◆ Task details ◆
The full set of entries is to be returned word for word.

◆ Recorded information ◆
____________
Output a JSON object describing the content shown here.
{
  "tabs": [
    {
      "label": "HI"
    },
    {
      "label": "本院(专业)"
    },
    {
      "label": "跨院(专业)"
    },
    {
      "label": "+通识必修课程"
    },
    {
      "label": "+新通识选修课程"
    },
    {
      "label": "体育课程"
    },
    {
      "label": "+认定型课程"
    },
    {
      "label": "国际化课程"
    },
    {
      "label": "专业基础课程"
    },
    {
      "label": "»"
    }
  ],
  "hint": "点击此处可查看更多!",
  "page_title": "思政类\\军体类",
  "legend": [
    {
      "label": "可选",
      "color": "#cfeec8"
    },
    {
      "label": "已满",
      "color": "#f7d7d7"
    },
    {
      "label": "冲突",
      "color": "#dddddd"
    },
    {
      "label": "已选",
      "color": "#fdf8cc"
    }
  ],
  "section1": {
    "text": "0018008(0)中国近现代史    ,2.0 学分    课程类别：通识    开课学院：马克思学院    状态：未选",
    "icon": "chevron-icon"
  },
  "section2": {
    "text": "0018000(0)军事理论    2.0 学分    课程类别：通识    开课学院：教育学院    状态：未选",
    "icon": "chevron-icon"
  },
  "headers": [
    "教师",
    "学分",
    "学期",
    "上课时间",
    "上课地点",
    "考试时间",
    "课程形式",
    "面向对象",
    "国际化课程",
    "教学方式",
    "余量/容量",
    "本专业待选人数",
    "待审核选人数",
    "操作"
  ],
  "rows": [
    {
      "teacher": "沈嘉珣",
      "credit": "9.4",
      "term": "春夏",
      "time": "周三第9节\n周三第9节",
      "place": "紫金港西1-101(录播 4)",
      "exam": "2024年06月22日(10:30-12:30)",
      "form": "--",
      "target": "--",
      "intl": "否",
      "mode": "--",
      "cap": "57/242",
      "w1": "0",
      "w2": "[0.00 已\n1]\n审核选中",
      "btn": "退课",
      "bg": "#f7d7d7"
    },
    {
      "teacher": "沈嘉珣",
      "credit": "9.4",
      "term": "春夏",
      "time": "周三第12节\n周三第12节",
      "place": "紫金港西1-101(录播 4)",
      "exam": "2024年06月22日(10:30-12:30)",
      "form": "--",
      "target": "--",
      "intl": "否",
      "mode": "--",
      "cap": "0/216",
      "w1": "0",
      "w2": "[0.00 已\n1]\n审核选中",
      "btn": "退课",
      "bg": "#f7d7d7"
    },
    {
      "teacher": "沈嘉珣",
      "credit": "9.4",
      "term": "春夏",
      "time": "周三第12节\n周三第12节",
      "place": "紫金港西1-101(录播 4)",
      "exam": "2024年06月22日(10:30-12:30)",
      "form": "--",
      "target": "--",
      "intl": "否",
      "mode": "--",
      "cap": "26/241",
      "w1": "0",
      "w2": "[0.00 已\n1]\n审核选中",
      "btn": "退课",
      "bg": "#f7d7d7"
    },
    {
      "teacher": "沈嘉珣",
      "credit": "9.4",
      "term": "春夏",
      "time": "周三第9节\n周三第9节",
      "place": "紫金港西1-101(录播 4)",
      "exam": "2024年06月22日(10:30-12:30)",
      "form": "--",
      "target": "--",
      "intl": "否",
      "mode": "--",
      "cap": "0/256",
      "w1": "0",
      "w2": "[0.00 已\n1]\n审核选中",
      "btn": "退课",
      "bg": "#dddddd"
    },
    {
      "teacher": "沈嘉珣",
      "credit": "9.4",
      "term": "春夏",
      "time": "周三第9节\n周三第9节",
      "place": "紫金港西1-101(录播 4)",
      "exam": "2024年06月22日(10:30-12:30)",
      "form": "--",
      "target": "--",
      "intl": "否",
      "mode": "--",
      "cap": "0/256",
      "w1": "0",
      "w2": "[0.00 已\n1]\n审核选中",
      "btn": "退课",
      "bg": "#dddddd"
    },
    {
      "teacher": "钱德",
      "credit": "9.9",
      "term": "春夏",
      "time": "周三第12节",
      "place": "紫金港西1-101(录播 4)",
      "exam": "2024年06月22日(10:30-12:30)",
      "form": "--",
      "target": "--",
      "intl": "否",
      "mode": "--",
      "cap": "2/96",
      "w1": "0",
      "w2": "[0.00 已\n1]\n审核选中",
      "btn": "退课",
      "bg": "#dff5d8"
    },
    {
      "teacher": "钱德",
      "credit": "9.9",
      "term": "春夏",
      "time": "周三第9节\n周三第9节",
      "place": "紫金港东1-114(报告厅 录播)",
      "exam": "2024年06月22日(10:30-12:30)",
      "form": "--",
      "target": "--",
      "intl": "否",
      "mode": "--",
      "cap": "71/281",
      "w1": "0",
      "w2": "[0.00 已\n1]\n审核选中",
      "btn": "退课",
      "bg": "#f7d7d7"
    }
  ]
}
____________
◆ Solution for this problem ◆
Output a JSON object describing the content shown here.
{
  "tabs": [
    {
      "label": "HI"
    },
    {
      "label": "本院(专业)"
    },
    {
      "label": "跨院(专业)"
    },
    {
      "label": "+通识必修课程"
    },
    {
      "label": "+新通识选修课程"
    },
    {
      "label": "体育课程"
    },
    {
      "label": "+认定型课程"
    },
    {
      "label": "国际化课程"
    },
    {
      "label": "专业基础课程"
    },
    {
      "label": "»"
    }
  ],
  "hint": "点击此处可查看更多!",
  "page_title": "思政类\\军体类",
  "legend": [
    {
      "label": "可选",
      "color": "#cfeec8"
    },
    {
      "label": "已满",
      "color": "#f7d7d7"
    },
    {
      "label": "冲突",
      "color": "#dddddd"
    },
    {
      "label": "已选",
      "color": "#fdf8cc"
    }
  ],
  "section1": {
    "text": "0018008(0)中国近现代史    ,2.0 学分    课程类别：通识    开课学院：马克思学院    状态：未选",
    "icon": "chevron-icon"
  },
  "section2": {
    "text": "0018000(0)军事理论    2.0 学分    课程类别：通识    开课学院：教育学院    状态：未选",
    "icon": "chevron-icon"
  },
  "headers": [
    "教师",
    "学分",
    "学期",
    "上课时间",
    "上课地点",
    "考试时间",
    "课程形式",
    "面向对象",
    "国际化课程",
    "教学方式",
    "余量/容量",
    "本专业待选人数",
    "待审核选人数",
    "操作"
  ],
  "rows": [
    {
      "teacher": "沈嘉珣",
      "credit": "9.4",
      "term": "春夏",
      "time": "周三第9节\n周三第9节",
      "place": "紫金港西1-101(录播 4)",
      "exam": "2024年06月22日(10:30-12:30)",
      "form": "--",
      "target": "--",
      "intl": "否",
      "mode": "--",
      "cap": "57/242",
      "w1": "0",
      "w2": "[0.00 已\n1]\n审核选中",
      "btn": "退课",
      "bg": "#f7d7d7"
    },
    {
      "teacher": "沈嘉珣",
      "credit": "9.4",
      "term": "春夏",
      "time": "周三第12节\n周三第12节",
      "place": "紫金港西1-101(录播 4)",
      "exam": "2024年06月22日(10:30-12:30)",
      "form": "--",
      "target": "--",
      "intl": "否",
      "mode": "--",
      "cap": "0/216",
      "w1": "0",
      "w2": "[0.00 已\n1]\n审核选中",
      "btn": "退课",
      "bg": "#f7d7d7"
    },
    {
      "teacher": "沈嘉珣",
      "credit": "9.4",
      "term": "春夏",
      "time": "周三第12节\n周三第12节",
      "place": "紫金港西1-101(录播 4)",
      "exam": "2024年06月22日(10:30-12:30)",
      "form": "--",
      "target": "--",
      "intl": "否",
      "mode": "--",
      "cap": "26/241",
      "w1": "0",
      "w2": "[0.00 已\n1]\n审核选中",
      "btn": "退课",
      "bg": "#f7d7d7"
    },
    {
      "teacher": "沈嘉珣",
      "credit": "9.4",
      "term": "春夏",
      "time": "周三第9节\n周三第9节",
      "place": "紫金港西1-101(录播 4)",
      "exam": "2024年06月22日(10:30-12:30)",
      "form": "--",
      "target": "--",
      "intl": "否",
      "mode": "--",
      "cap": "0/256",
      "w1": "0",
      "w2": "[0.00 已\n1]\n审核选中",
      "btn": "退课",
      "bg": "#dddddd"
    },
    {
      "teacher": "沈嘉珣",
      "credit": "9.4",
      "term": "春夏",
      "time": "周三第9节\n周三第9节",
      "place": "紫金港西1-101(录播 4)",
      "exam": "2024年06月22日(10:30-12:30)",
      "form": "--",
      "target": "--",
      "intl": "否",
      "mode": "--",
      "cap": "0/256",
      "w1": "0",
      "w2": "[0.00 已\n1]\n审核选中",
      "btn": "退课",
      "bg": "#dddddd"
    },
    {
      "teacher": "钱德",
      "credit": "9.9",
      "term": "春夏",
      "time": "周三第12节",
      "place": "紫金港西1-101(录播 4)",
      "exam": "2024年06月22日(10:30-12:30)",
      "form": "--",
      "target": "--",
      "intl": "否",
      "mode": "--",
      "cap": "2/96",
      "w1": "0",
      "w2": "[0.00 已\n1]\n审核选中",
      "btn": "退课",
      "bg": "#dff5d8"
    },
    {
      "teacher": "钱德",
      "credit": "9.9",
      "term": "春夏",
      "time": "周三第9节\n周三第9节",
      "place": "紫金港东1-114(报告厅 录播)",
      "exam": "2024年06月22日(10:30-12:30)",
      "form": "--",
      "target": "--",
      "intl": "否",
      "mode": "--",
      "cap": "71/281",
      "w1": "0",
      "w2": "[0.00 已\n1]\n审核选中",
      "btn": "退课",
      "bg": "#f7d7d7"
    }
  ]
}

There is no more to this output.